Wednesday, August 14, 2013
Interview With Author, J. Thomas Powell
Your book, Vermont Voodoo, features both zombies AND voodoo. What was the reasoning behind combining such distinct supernatural concepts and creatures?
I knew I wanted to write about zombies from the beginning, but with all the TV and movie versions out there I knew I'd have to do something unique. The idea of the zombie originates from stories about voodoo in the New World, and early cinema used this trope often. Since George Romero we really haven't seen much of the voodoo zombie, and it was a lot if fun bringing that monster back to life (heh heh). The problem was that most portrayals of voodoo are laced with racist stereotype, and it was a challenge to work against the stereotypes while keeping a light, campy tone.
Cool. Now let's talk about location. The story takes place in Vermont. Why Vermont? Is there any specific reason why you chose that specific location to tell your story?
I set the story in Vermont for two reasons. First, it was thematically important to s set the story in a dying industrial city, and you see a lot of that in New England. Second, I thought it would be a lot of fun making my heroes flee from the undead in a snowstorm.
Indeed. That does sound pretty fun (and scary). Next question, and it also pertains to location. According to your website, you were born in Upstate New York and studied at Syracuse for a film degree, but now you live in Texas. What's wrong? Were you trying to escape the terrible snow storms here on the east coast?
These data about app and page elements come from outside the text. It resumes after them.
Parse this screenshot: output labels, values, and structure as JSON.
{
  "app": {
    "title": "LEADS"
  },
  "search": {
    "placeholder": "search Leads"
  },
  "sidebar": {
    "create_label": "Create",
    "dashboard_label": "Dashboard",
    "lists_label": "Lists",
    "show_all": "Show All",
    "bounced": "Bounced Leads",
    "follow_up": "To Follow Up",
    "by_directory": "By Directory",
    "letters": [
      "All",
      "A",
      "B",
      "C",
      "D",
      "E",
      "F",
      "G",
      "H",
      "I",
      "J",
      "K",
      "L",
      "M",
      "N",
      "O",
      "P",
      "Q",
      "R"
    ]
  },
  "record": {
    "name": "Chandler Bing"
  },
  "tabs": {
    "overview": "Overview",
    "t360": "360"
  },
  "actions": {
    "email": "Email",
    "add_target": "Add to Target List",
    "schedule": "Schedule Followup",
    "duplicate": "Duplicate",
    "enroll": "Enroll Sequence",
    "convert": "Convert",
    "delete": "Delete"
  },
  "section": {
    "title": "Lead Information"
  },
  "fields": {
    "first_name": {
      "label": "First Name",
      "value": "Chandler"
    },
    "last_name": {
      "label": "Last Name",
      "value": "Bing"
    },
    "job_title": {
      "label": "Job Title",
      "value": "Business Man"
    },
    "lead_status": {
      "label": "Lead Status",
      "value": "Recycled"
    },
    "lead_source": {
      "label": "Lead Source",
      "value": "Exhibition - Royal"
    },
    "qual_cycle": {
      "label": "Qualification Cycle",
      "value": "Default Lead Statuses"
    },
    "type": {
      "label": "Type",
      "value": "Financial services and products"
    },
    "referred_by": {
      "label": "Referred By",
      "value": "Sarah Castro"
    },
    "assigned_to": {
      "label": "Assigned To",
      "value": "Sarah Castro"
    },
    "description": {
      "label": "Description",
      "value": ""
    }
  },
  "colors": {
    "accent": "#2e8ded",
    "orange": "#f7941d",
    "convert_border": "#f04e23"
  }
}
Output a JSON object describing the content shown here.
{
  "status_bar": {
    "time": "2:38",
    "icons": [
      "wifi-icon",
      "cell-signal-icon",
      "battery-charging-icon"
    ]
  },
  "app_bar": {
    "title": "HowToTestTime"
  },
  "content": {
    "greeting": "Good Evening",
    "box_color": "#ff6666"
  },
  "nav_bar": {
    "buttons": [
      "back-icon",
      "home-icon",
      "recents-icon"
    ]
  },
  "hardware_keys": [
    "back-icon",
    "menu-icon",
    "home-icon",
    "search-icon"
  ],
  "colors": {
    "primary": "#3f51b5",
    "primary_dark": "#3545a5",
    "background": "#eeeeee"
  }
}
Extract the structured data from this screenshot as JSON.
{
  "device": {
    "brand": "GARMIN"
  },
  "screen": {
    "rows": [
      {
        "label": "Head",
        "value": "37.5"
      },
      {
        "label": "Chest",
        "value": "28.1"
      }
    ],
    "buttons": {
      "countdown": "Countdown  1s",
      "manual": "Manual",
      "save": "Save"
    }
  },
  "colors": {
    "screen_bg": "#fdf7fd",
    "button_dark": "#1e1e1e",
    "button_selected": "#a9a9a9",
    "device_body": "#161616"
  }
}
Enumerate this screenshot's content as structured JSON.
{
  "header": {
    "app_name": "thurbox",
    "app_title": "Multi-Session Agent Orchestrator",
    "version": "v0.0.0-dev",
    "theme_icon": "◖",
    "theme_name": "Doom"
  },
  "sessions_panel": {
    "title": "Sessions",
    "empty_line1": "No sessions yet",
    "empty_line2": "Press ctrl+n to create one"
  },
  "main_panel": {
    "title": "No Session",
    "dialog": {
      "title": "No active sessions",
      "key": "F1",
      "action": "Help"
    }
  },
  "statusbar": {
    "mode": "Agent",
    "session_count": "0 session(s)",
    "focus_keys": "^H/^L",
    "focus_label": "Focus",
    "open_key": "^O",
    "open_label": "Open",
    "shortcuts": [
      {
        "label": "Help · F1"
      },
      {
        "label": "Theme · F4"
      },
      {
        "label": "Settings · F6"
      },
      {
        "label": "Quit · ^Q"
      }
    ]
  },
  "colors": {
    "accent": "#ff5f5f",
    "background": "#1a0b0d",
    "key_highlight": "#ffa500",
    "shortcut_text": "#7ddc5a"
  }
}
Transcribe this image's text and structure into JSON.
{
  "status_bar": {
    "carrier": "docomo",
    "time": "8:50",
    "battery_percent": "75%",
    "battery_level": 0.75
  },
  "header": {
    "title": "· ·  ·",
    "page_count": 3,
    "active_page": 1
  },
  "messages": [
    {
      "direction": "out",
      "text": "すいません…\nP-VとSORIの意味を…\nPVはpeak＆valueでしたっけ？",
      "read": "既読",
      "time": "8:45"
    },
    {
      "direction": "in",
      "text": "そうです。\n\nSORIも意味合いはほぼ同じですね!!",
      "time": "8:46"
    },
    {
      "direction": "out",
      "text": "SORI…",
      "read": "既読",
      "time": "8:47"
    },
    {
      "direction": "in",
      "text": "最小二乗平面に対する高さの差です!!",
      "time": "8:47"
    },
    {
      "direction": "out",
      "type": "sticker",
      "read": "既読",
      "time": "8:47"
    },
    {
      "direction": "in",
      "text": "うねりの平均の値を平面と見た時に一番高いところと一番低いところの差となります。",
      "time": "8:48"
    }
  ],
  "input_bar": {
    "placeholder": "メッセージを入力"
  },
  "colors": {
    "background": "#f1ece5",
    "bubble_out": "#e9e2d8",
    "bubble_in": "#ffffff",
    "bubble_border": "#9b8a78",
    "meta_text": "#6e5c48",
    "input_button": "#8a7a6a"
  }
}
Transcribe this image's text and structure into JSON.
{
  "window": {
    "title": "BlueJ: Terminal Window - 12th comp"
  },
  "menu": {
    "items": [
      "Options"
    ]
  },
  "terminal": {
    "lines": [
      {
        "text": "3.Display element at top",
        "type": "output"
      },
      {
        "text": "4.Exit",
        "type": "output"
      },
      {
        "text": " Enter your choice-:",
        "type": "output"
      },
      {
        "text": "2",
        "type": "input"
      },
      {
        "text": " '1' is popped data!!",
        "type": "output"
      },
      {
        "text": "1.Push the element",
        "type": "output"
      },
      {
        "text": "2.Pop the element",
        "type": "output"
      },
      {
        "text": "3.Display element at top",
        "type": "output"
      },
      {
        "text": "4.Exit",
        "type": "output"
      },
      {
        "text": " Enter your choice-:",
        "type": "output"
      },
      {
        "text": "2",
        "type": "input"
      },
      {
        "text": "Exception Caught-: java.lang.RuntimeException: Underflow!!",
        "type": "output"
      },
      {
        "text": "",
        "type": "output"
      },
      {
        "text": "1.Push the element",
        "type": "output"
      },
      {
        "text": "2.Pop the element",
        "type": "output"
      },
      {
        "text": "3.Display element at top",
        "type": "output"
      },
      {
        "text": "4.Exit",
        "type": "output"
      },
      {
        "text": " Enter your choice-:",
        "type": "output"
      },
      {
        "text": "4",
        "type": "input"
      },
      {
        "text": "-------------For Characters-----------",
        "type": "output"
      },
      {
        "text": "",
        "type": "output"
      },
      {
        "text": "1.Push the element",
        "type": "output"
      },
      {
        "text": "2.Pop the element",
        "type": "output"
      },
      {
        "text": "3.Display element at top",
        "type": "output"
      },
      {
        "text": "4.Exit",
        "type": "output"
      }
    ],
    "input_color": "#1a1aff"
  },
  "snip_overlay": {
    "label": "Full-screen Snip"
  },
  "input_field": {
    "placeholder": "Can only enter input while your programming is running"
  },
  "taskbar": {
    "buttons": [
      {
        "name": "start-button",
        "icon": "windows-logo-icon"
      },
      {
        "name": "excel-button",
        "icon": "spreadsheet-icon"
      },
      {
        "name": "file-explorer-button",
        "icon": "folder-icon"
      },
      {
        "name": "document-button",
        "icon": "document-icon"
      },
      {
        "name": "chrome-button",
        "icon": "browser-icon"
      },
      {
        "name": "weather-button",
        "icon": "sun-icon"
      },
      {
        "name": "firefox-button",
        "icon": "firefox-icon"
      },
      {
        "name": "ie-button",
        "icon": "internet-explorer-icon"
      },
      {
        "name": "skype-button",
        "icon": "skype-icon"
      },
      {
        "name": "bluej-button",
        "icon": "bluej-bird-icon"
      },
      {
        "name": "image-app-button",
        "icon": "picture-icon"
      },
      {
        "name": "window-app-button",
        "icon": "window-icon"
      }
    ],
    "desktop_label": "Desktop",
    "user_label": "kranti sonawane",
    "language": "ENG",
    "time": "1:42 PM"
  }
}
I'm so happy that I'm living in Texas these days, and yes, a big part of that has to do with the weather. That being said, I've always enjoyed moving around and seeing different parts of the country. I spent every summer as a kid traveling up and down the East Coast, and living in Texas had made it easy to explore the South, especially places like New Orleans. I get a ton of inspiration by travel. This year I had an opportunity to go hiking in Nepal, which, let me tell you, was a trip and a half. Hopefully there will be lots more international travel in my future.
It's interesting that you got a film degree. Do you also dabble in film?
I worked at a production company in NYC straight out of college where my job was to read and evaluate screenplay submissions. After doing that I got into writing screenplays, and then writing novels. I still do some video editing on the side, and my screenplays are being submitted to festivals, so who knows? Maybe you'll see some of my work on the big screen. My dream job would be to write and produce independent movies, but whatever happens I hope to stay balanced between my film life and my literary life.
Nice. Now, back to your book. Where did you get the inspiration for it?
Vermont Voodoo is the first book I've ever written, and going into it I knew my biggest challenge would be finding the material and the stamina to write something that long. That's why I choose zombies; there's lots of material to explore and I could keep myself entertained with my monsters the whole way through. The fictional city of Frostbite is very similar to Syracuse, where I grew up. But my biggest inspiration may have come from my friend Daniel Cailler and his novel, Waking. Also set in a gritty industrial city, Waking is about a group of vampires and a hunter on a quest for revenge; I had the pleasure of writing a screen adaptation of Dan's book, and Vermont Voodoo has plenty of winks and nudges aimed at Dan. We work pretty well together, and if you like my book you should check his out, too.
Groovy. Now, can you tell us about National Novel Writing Month and how you're connected to it?
National Novel Writing Month, which is more commonly referred to as NaNoWriMo, is organized by the nonprofit Office of Letters and Light. Basically it's a challenge issued every November to write 50,000 words in one month or less, which is a short novel. You log your word count into their web site each day and if you reach the 50k goal by the end of the month you win... Bragging rights! And a novel. Which you wrote. It's wildly popular for writers and writing enthusiasts and a great educational tool, as well as a support system for getting that first draft on the page, as I did with Vermont Voodoo. I love NaNo.
Sounds legit. Okay, two part question. If you could have any super power, what would it be, and with said power, would you be a hero or a villain?
My superpower would be to invent doughnuts without any calories. Wait, that's not a superpower. Okay, my superpower would be hyper intelligence, and I would use that power to invent doughnuts and possibly funnel cake without any calories. That also cures diabetes. The hero part should go without saying.
Best. Power. Ever! Okay, is there anything else you would like to talk about or plug? Another project?
Of course you can buy my book, Vermont Voodoo, on Amazon in paperback or kindle format. But you should also follow me on Twitter @knid44 for updates, giveaways, promos, and general musings. I am working on a new sci-fi novel titled The Geneticist's Son, which should be out next year.
Excellent! Okay, thanks for the interview.
My pleasure. Thank you.